Ronald Cutler’s The Secret Scroll is deceptive. . . here’s how. First, it seems to be just a light and fluffy little read about archeaology in the Middle East, maybe with a little intrigue thrown in. I thought it was going to be something I didn’t get invested in – something that could wait until summer. I was wrong.
This book is one of those – you know the kind – that once you start reading you can’t stop. Now, I’ll be truthful – the book isn’t gripping because the writing is beautiful or the characters that well-developed (in fact, character development is one of it’s major weaknesses). Instead, the book just has a great plot that you can get invested in simply because it involves deception, and history, and let’s not forget the secret cults.
Cutler’s novel is set in present-day Israel and begins with the main character, Josh Cohan, finding a scroll from the first century (i.e. Jesus’ time) that he believes to have been written by Jesus himself (don’t worry – I’m not giving much away – all that happens in the first couple of chapters). The rest of the book is the unfolding of the authentication of the scroll along with a complicated web of personnel who feel conflicted about what the scroll might do to their own religious faiths.
Cutler has done his research and ties in bits of history throughout the book – tiny tidbits that will come in handy if I’m ever on Jeopardy at some point in my life. And these morsels add a bit of depth and energy to the novel.
As I said, the book does have some weaknesses. For one, there are these bits of Josh’s character, like the fact that he can see visions when he meditates, that aren’t fully explored psychologically. And then there’s the romance that erupts with Josh and a lovely lady – that relationship seems a bit forced and undeveloped. Finally, Cutler just don’t have the prowess, yet (this is first novel), to help flesh out characters fully enough that they don’t bleed into one another.
That said, if you’re looking for a great read that’s both captivating and fun, I recommend this one. Thanks to Lisa Roe for putting me on to it.
In other news, I did not get into the Albee Foundation Residency; I got the letter yesterday.
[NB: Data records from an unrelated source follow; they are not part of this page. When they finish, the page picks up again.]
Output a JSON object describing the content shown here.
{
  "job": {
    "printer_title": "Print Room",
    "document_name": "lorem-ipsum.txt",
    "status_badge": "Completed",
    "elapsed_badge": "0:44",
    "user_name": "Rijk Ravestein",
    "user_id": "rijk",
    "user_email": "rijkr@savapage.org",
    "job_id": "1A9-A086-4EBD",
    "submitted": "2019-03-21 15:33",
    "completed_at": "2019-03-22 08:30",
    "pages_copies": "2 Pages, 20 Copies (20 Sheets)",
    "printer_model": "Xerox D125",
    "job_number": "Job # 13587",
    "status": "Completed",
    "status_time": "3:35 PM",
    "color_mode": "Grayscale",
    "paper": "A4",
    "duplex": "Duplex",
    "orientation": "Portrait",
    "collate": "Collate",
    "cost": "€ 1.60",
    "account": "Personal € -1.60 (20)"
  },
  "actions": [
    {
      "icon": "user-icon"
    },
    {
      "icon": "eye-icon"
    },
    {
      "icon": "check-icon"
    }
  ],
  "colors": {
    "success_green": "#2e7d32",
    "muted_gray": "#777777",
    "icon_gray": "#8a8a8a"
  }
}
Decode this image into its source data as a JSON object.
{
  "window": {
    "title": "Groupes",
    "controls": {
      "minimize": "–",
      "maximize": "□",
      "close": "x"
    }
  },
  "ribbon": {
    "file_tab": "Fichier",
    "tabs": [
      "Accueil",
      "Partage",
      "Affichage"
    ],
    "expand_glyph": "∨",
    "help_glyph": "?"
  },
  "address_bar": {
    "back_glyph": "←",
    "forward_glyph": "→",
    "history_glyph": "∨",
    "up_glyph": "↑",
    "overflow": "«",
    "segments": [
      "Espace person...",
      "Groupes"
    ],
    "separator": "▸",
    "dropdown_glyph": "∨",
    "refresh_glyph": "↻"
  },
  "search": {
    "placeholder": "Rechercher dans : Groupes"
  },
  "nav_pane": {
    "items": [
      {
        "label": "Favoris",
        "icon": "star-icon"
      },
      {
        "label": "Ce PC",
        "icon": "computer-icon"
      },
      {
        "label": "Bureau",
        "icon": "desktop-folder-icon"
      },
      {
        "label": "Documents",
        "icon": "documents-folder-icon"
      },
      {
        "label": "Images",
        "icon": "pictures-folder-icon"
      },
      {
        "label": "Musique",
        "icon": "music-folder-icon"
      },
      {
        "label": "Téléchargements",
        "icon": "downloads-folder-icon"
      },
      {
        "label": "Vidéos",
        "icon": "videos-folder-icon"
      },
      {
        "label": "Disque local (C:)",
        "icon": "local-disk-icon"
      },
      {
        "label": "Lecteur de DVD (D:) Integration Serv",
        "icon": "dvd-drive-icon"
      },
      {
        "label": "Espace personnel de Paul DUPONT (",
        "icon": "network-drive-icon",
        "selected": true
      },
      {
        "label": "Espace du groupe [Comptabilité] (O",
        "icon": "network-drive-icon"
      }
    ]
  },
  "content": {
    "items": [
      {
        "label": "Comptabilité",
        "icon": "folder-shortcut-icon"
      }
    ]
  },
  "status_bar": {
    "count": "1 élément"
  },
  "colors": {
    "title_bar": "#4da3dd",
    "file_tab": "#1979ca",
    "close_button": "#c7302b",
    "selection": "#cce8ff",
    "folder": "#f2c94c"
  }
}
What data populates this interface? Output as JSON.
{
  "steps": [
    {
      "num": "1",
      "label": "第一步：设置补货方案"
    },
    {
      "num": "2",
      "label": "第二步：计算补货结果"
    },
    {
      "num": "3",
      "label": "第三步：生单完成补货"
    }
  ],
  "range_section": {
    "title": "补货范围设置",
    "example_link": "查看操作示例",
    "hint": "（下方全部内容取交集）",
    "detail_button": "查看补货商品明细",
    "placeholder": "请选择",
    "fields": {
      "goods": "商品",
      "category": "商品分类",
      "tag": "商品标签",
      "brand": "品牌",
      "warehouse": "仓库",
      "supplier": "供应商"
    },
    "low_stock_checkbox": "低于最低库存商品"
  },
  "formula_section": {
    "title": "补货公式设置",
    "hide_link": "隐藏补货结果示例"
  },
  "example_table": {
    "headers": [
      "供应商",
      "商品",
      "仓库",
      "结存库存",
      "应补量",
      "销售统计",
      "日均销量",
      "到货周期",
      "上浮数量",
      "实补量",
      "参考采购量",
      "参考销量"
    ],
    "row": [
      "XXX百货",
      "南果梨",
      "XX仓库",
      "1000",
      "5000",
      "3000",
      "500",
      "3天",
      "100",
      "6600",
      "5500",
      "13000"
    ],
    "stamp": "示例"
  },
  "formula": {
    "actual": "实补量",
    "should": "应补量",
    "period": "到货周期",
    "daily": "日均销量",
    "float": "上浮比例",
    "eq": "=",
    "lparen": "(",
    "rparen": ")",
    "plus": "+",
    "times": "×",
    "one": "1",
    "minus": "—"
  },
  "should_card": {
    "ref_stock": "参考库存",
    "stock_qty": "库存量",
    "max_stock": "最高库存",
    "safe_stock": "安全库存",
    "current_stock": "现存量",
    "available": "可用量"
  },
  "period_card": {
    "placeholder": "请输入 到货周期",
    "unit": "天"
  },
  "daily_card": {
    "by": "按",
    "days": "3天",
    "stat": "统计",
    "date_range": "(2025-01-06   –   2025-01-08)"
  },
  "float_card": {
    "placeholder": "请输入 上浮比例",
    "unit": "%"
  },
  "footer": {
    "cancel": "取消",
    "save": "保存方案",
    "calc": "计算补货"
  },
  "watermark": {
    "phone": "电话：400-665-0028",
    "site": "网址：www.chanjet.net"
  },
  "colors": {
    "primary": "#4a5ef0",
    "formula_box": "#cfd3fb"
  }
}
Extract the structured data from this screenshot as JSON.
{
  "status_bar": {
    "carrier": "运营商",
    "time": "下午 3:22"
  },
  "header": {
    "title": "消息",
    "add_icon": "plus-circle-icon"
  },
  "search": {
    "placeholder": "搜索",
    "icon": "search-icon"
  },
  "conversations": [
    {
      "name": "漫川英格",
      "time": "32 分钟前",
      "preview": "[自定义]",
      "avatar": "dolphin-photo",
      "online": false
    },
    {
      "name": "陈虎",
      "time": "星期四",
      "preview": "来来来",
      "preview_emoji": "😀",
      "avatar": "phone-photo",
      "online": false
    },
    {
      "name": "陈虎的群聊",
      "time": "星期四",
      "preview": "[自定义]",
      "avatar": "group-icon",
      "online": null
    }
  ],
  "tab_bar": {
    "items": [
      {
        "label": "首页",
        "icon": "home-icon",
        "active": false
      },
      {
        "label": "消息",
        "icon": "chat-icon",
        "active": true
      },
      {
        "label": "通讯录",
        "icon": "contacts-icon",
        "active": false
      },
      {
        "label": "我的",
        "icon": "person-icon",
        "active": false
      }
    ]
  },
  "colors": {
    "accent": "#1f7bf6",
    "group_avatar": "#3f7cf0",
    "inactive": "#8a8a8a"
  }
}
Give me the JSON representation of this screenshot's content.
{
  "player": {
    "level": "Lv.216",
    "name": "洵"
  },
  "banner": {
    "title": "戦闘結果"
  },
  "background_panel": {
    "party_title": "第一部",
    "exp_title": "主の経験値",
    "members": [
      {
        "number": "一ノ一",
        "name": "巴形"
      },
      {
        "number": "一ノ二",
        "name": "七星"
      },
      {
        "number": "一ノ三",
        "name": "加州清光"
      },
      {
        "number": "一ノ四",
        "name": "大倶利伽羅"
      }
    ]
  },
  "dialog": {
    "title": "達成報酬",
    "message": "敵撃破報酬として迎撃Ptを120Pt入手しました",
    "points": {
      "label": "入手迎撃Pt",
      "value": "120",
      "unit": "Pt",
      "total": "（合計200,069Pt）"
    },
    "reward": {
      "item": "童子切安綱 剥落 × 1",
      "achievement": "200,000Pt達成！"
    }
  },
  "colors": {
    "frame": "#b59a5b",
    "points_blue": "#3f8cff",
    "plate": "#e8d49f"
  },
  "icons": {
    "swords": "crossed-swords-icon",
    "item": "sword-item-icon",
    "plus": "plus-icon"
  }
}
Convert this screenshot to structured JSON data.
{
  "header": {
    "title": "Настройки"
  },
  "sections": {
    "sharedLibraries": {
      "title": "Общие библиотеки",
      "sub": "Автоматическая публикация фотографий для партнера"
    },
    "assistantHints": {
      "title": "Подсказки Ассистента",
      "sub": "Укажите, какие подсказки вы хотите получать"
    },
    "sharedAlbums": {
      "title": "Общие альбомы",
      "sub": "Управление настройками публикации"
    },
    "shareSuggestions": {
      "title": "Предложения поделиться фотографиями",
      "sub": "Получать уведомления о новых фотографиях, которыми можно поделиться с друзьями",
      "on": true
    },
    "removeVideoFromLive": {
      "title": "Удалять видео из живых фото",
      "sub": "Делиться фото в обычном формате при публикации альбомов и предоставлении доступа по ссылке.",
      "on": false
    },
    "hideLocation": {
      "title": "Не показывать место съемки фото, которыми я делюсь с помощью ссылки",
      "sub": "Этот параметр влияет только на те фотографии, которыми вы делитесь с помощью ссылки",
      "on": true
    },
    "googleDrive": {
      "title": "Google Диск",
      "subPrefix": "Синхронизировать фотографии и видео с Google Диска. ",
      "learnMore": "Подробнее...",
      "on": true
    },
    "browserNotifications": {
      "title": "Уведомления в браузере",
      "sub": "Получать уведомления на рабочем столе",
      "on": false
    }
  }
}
It seems this week will be the week of disappointment. But I am, thanks to Laraine Herring, looking into a workshop with her at EOmega this summer.
Other Reviews – Julie at Booking Mama.